▸ **Description of the task**
Copy each line below in which the string "earn" appears.

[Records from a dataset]
..............................

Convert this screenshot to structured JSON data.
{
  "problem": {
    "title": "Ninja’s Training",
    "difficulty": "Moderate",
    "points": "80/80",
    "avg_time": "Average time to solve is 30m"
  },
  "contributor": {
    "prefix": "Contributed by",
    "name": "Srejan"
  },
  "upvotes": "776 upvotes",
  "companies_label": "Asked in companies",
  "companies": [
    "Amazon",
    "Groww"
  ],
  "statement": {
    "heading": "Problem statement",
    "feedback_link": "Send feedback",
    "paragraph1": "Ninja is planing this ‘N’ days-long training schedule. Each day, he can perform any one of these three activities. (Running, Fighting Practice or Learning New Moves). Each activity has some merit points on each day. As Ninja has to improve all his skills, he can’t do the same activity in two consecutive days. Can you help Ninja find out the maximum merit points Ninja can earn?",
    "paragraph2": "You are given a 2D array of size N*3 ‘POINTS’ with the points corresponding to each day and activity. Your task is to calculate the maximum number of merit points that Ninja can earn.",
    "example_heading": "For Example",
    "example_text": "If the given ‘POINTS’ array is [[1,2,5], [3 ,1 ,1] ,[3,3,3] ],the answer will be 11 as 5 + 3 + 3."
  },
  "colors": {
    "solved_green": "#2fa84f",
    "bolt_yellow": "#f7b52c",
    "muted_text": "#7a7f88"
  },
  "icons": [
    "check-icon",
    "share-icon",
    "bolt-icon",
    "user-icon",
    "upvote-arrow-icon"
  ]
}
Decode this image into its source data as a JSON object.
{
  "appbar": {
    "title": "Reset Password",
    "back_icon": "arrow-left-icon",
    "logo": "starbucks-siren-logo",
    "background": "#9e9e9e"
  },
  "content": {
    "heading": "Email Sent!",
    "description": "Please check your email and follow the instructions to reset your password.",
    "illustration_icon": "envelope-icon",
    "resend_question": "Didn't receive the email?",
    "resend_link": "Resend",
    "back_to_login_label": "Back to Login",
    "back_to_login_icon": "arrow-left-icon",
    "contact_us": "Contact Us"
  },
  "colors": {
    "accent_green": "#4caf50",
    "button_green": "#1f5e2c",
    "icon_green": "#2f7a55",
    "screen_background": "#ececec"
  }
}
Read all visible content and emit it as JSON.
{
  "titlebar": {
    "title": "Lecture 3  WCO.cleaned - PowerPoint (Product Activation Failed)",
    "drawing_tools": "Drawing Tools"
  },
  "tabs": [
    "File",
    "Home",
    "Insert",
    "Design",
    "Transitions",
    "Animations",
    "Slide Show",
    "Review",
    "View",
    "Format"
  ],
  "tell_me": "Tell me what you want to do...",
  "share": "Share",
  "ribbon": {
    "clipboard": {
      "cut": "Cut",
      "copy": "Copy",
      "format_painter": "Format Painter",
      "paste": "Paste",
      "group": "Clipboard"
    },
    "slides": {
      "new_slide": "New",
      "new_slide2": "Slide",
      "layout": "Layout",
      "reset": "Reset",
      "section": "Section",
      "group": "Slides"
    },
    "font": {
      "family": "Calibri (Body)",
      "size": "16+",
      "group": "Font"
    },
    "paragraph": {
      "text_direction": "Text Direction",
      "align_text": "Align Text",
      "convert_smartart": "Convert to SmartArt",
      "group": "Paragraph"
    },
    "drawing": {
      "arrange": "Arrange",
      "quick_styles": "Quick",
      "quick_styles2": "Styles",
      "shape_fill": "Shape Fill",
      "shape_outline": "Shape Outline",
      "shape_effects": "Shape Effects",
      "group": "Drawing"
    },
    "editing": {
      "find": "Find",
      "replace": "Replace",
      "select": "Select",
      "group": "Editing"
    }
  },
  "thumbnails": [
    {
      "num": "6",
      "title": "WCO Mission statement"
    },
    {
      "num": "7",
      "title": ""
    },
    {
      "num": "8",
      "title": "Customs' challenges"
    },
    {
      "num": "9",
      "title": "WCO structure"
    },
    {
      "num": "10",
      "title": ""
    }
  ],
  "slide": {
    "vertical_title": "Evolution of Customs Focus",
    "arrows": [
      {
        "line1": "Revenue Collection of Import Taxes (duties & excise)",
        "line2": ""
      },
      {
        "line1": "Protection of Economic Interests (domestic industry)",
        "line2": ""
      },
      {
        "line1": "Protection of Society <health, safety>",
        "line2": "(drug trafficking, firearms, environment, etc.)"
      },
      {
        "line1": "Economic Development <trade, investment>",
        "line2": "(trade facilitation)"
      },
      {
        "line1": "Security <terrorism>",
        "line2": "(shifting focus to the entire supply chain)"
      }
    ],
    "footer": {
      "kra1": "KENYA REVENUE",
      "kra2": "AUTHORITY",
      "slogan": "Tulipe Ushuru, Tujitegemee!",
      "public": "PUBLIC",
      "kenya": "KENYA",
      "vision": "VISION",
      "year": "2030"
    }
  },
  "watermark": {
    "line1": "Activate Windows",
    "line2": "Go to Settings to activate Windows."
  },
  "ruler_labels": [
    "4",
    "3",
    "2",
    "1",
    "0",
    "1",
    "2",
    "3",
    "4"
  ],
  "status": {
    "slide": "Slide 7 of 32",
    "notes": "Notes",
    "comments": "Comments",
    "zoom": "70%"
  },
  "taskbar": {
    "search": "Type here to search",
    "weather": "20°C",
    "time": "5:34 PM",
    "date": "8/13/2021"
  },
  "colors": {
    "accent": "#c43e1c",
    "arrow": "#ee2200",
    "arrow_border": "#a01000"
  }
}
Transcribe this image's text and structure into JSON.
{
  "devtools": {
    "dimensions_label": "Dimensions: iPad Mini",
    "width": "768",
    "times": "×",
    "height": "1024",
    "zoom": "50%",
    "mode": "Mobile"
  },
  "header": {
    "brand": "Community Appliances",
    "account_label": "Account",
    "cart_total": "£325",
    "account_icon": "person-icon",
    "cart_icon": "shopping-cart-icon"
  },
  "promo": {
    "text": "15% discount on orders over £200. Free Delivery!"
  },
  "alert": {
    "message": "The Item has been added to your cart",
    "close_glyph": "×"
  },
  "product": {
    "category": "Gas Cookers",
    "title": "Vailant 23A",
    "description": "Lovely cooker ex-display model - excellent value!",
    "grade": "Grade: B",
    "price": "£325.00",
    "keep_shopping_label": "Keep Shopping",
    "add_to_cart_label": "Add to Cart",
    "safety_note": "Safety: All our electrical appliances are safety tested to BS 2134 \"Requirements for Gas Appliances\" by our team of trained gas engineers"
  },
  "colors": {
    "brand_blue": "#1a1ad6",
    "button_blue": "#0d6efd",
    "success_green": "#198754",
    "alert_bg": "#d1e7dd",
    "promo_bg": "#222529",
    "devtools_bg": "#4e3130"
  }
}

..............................

▸ **Output**
    "paragraph1": "Ninja is planing this ‘N’ days-long training schedule. Each day, he can perform any one of these three activities. (Running, Fighting Practice or Learning New Moves). Each activity has some merit points on each day. As Ninja has to improve all his skills, he can’t do the same activity in two consecutive days. Can you help Ninja find out the maximum merit points Ninja can earn?",
    "paragraph2": "You are given a 2D array of size N*3 ‘POINTS’ with the points corresponding to each day and activity. Your task is to calculate the maximum number of merit points that Ninja can earn.",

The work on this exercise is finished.